The first is that annual deficits have exploded, leaving the nation with a gargantuan $34.6 trillion in total federal debt, 156% higher than the national debt at the end of 2010.

In the 1990s, the average federal deficit was $138 billion per year. In the 2000s, it was $318 billion. In the 2010s, it was $829 billion. Since 2020, the annual deficit has swelled to $2.24 trillion, largely due to pandemic-related stimulus measures in 2020 and 2021. The projection for 2024 is a $1.5 trillion shortfall.

As a percentage of GDP, the annual deficit has nearly doubled in just 10 years, from 2.8% in 2014 to a projected 5.3% in 2024. So there’s just a lot more borrowing to pay interest on.

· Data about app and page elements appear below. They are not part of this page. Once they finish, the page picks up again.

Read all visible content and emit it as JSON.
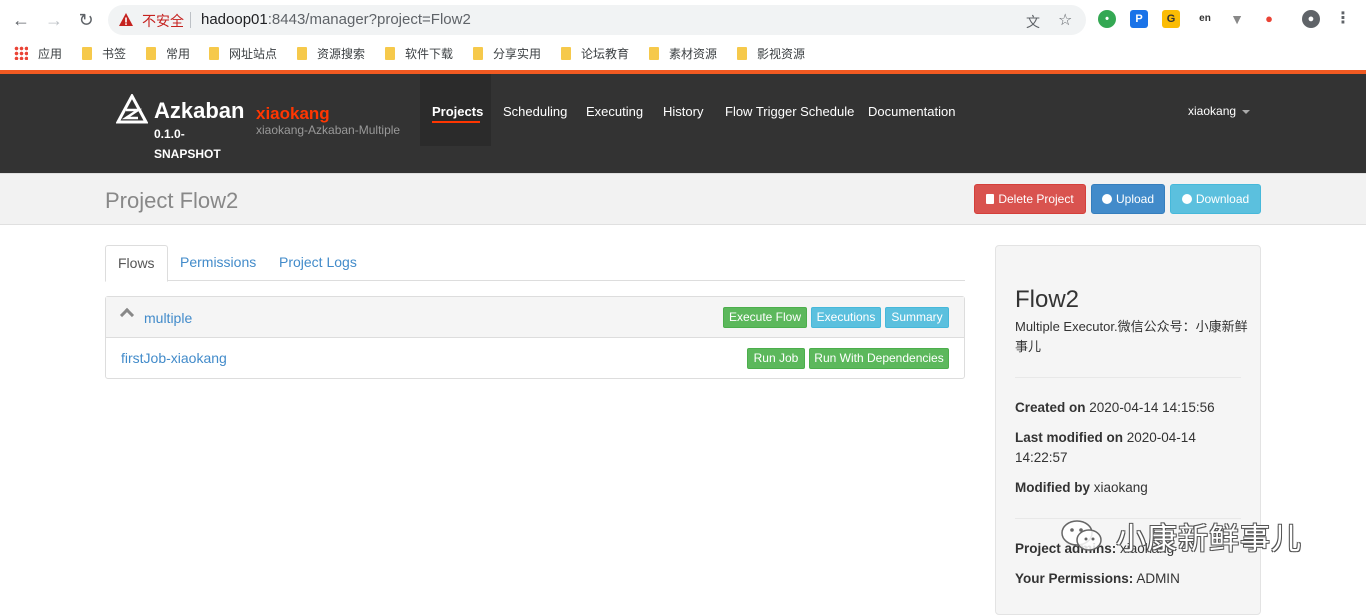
{
  "browser": {
    "insecure_label": "不安全",
    "url_host": "hadoop01",
    "url_rest": ":8443/manager?project=Flow2",
    "bookmarks": [
      "应用",
      "书签",
      "常用",
      "网址站点",
      "资源搜索",
      "软件下载",
      "分享实用",
      "论坛教育",
      "素材资源",
      "影视资源"
    ]
  },
  "nav": {
    "brand": "Azkaban",
    "version": "0.1.0-SNAPSHOT",
    "env_name": "xiaokang",
    "env_desc": "xiaokang-Azkaban-Multiple",
    "tabs": [
      "Projects",
      "Scheduling",
      "Executing",
      "History",
      "Flow Trigger Schedule",
      "Documentation"
    ],
    "active_tab": "Projects",
    "user": "xiaokang"
  },
  "header": {
    "title": "Project Flow2",
    "delete_label": "Delete Project",
    "upload_label": "Upload",
    "download_label": "Download"
  },
  "tabs": [
    "Flows",
    "Permissions",
    "Project Logs"
  ],
  "flows": {
    "flow_name": "multiple",
    "execute_label": "Execute Flow",
    "executions_label": "Executions",
    "summary_label": "Summary",
    "job_name": "firstJob-xiaokang",
    "run_job_label": "Run Job",
    "run_deps_label": "Run With Dependencies"
  },
  "sidebar": {
    "title": "Flow2",
    "description": "Multiple Executor.微信公众号：小康新鲜事儿",
    "created_label": "Created on",
    "created_value": "2020-04-14 14:15:56",
    "modified_label": "Last modified on",
    "modified_value": "2020-04-14 14:22:57",
    "modified_by_label": "Modified by",
    "modified_by_value": "xiaokang",
    "admins_label": "Project admins:",
    "admins_value": "xiaokang",
    "perm_label": "Your Permissions:",
    "perm_value": "ADMIN"
  },
  "watermark": "小康新鲜事儿",
  "colors": {
    "accent": "#ff3601",
    "nav_bg": "#333333",
    "danger": "#d9534f",
    "primary": "#428bca",
    "info": "#5bc0de",
    "success": "#5cb85c"
  }
}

The government is also paying more to borrow as interest rates have shot up over the last two years. Like consumers buying homes and cars, Uncle Sam benefits from cheap money when rates are low and bears a heavier burden when rates are high.

From 2010 through 2021, the average interest rate on all Treasury securities sold to the public was just 2.1%, which helped keep total interest payments manageable.

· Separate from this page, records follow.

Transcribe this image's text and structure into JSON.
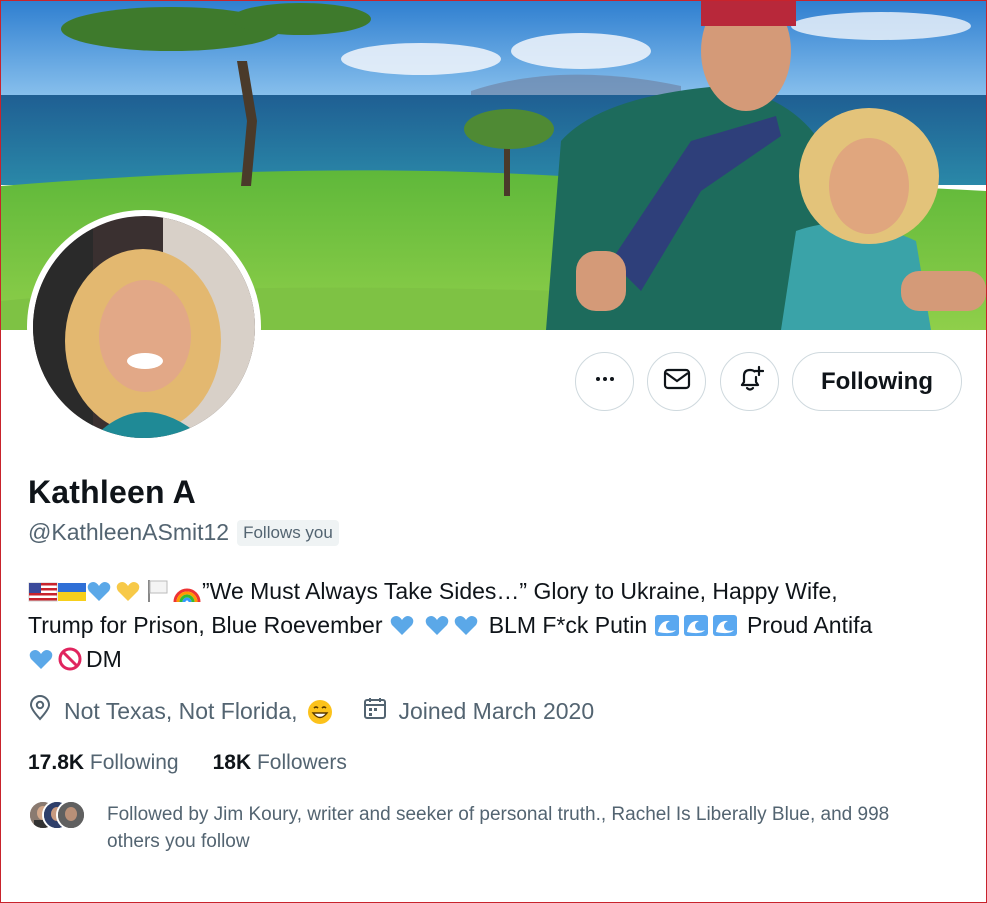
{
  "profile": {
    "name": "Kathleen A",
    "handle": "@KathleenASmit12",
    "follows_you": "Follows you"
  },
  "actions": {
    "more_label": "•••",
    "following_label": "Following",
    "icons": [
      "more-icon",
      "envelope-icon",
      "bell-plus-icon"
    ]
  },
  "bio": {
    "line1": "”We Must Always Take Sides…” Glory to Ukraine, Happy Wife,",
    "line2a": "Trump for Prison, Blue Roevember",
    "line2b": "BLM F*ck Putin",
    "line2c": "Proud Antifa",
    "line3": "DM"
  },
  "meta": {
    "location": "Not Texas, Not Florida,",
    "joined": "Joined March 2020"
  },
  "stats": {
    "following_count": "17.8K",
    "following_label": "Following",
    "followers_count": "18K",
    "followers_label": "Followers"
  },
  "followed_by": {
    "text": "Followed by Jim Koury, writer and seeker of personal truth., Rachel Is Liberally Blue, and 998 others you follow"
  },
  "colors": {
    "text_primary": "#0f1419",
    "text_secondary": "#536471",
    "border": "#cfd9de",
    "badge_bg": "#eff3f4",
    "frame": "#c8232c"
  }
}
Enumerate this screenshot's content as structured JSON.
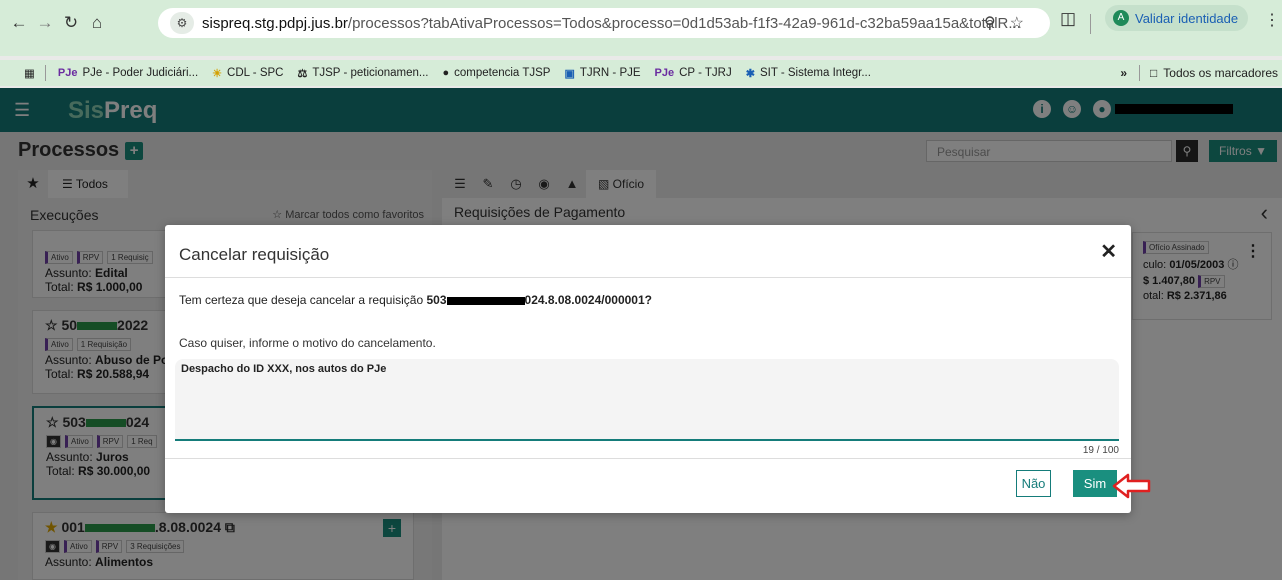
{
  "browser": {
    "url_host": "sispreq.stg.pdpj.jus.br",
    "url_path": "/processos?tabAtivaProcessos=Todos&processo=0d1d53ab-f1f3-42a9-961d-c32ba59aa15a&totalR...",
    "validate_label": "Validar identidade",
    "bookmarks": [
      "PJe - Poder Judiciári...",
      "CDL - SPC",
      "TJSP - peticionamen...",
      "competencia TJSP",
      "TJRN - PJE",
      "CP - TJRJ",
      "SIT - Sistema Integr..."
    ],
    "bookmark_icons": [
      "PJe",
      "☀",
      "⚖",
      "●",
      "▣",
      "PJe",
      "✱"
    ],
    "more_label": "»",
    "all_bookmarks_label": "Todos os marcadores"
  },
  "app": {
    "logo_sis": "Sis",
    "logo_preq": "Preq",
    "page_title": "Processos",
    "search_placeholder": "Pesquisar",
    "filters_label": "Filtros",
    "left": {
      "tab_todos": "Todos",
      "heading": "Execuções",
      "fav_all": "Marcar todos como favoritos",
      "cards": [
        {
          "number": "",
          "badges": [
            "Ativo",
            "RPV",
            "1 Requisiç"
          ],
          "subject_label": "Assunto:",
          "subject": "Edital",
          "total_label": "Total:",
          "total": "R$ 1.000,00"
        },
        {
          "number": "50",
          "number_tail": "2022",
          "badges": [
            "Ativo",
            "1 Requisição"
          ],
          "subject_label": "Assunto:",
          "subject": "Abuso de Poc",
          "total_label": "Total:",
          "total": "R$ 20.588,94"
        },
        {
          "number": "503",
          "number_tail": "024",
          "badges": [
            "Ativo",
            "RPV",
            "1 Req"
          ],
          "subject_label": "Assunto:",
          "subject": "Juros",
          "total_label": "Total:",
          "total": "R$ 30.000,00"
        },
        {
          "number": "001",
          "number_tail": ".8.08.0024",
          "badges": [
            "Ativo",
            "RPV",
            "3 Requisições"
          ],
          "subject_label": "Assunto:",
          "subject": "Alimentos"
        }
      ]
    },
    "right": {
      "tab_oficio": "Ofício",
      "heading": "Requisições de Pagamento",
      "card": {
        "badge": "Ofício Assinado",
        "line1_label": "culo:",
        "line1_value": "01/05/2003",
        "line2_value": "$ 1.407,80",
        "line2_badge": "RPV",
        "line3_label": "otal:",
        "line3_value": "R$ 2.371,86"
      }
    }
  },
  "modal": {
    "title": "Cancelar requisição",
    "question_prefix": "Tem certeza que deseja cancelar a requisição",
    "req_start": "503",
    "req_end": "024.8.08.0024/000001?",
    "info": "Caso quiser, informe o motivo do cancelamento.",
    "reason_value": "Despacho do ID XXX, nos autos do PJe",
    "counter": "19 / 100",
    "no_label": "Não",
    "yes_label": "Sim"
  },
  "colors": {
    "teal": "#157c7a",
    "accent": "#1a8f7f",
    "arrow": "#e02020"
  }
}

But in 2022, the Federal Reserve started jacking up rates to tame inflation, and the government now pays an average interest rate of 3.3%. So, the amount of borrowed money keeps going up, and the cost of borrowing that money is rising too.

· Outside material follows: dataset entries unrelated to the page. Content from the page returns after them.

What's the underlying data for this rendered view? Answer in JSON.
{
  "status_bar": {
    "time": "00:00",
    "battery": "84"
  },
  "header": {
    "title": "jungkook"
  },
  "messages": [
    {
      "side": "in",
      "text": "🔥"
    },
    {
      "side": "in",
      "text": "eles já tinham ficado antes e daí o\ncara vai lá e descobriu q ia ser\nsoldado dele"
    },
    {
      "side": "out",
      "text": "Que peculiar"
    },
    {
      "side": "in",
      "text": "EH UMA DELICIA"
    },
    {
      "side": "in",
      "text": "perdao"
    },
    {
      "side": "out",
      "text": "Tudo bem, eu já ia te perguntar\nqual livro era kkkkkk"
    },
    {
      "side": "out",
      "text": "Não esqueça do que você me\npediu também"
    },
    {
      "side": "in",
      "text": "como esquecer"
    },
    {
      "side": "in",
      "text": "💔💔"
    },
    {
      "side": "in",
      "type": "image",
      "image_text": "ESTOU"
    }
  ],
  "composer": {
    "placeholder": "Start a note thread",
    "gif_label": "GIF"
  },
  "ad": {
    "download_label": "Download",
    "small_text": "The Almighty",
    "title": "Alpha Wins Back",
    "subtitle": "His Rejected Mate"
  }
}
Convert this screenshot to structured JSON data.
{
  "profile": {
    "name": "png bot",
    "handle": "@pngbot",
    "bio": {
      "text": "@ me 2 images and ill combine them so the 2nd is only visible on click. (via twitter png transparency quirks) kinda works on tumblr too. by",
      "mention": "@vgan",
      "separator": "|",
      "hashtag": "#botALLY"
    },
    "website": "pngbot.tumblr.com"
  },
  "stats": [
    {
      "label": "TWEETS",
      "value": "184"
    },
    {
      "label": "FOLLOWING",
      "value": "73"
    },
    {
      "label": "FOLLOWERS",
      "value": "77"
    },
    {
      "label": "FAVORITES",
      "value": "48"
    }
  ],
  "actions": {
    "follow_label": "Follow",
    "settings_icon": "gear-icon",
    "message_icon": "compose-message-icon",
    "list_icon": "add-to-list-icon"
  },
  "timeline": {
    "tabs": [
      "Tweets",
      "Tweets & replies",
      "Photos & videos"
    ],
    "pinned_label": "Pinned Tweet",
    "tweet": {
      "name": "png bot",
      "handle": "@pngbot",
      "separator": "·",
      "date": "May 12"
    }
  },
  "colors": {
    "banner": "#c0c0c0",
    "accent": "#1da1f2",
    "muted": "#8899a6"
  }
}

More taxpayer money going to interest expenses will eventually leave less money for everything else, and at some point, the Treasury won’t be able to borrow its way out of the problem anymore.

It’s an unsustainable situation, which could lead investors to lose faith in the government’s creditworthiness and demand even higher rates to buy Treasurys.

The urgency of the problem, however, is open to debate.

At the recent Milken Institute conference in Los Angeles, luminaries such as billionaire investor Ken Griffin and former House Speaker Paul Ryan warned of a looming debt crisis if the government’s interest costs continue to mushroom. But many prominent financiers also touted the United States as the best destination in the world for investment, despite all its problems.

And many predictions of a debt crisis when interest expenses were a lot lower have so far turned out to be wrong.

Soldiers stand in front of an U.S. Air Force F-22 Raptor fighter jet during a briefing in a hangar at the U.S. Spangdahlem Air base, Germany September 3, 2015.  REUTERS/Ina Fassbender
Soldiers stand in front of an U.S. Air Force F-22 Raptor fighter jet during a briefing in a hangar at the U.S. Spangdahlem Air base, Germany September 3, 2015. (REUTERS/Ina Fassbender) (REUTERS / Reuters)
 

Two people who seem unperturbed by America’s debt burden are President Joe Biden and former President Donald Trump, the two leading candidates in this year’s race for the White House. Neither is making deficit reduction a focus of his presidential campaign.

Biden does have a plan of sorts. He’d raise taxes on businesses and the wealthy and use some of that revenue to trim annual deficits. But Biden also wants to spend more on social programs, which could offset any savings.

Trump says he’d encourage more oil and natural gas drilling, which would somehow produce a windfall of tax revenue that would pay down the debt. But there’s no obvious way that would happen, no matter how much drilling takes place.

Besides, both men have presided over a huge run-up in the national debt.

The national debt rose by $7.8 trillion during Trump’s four years as president and $6.8 trillion during Biden’s first three years and four months.

Earlier this year, the Committee for a Responsible Federal Budget helped Yahoo Finance analyze who’s responsible for the national debt, and the blame falls more or less equally on administrations of both parties borrowing to finance wars, tax cuts, spending programs, and stimulus measures during recessions.

When the time does arrive to fix the debt, the inevitable solution will be a mix of spending cuts and tax hikes that will make a lot of people unhappy.

Which reveals the real reason no politician wants to address the problem — everyone hopes it’ll be the guy after them.

This article originally appeared on Yahoo Finance

Print Friendly, PDF & Email

sign up for the newsletter

By signing up, you agree to our Privacy Policy and Terms of Use, and agree to receive content that may sometimes include advertisements. You may opt out at any time.

7 steps - Lead Gen (popover & inserted into pages)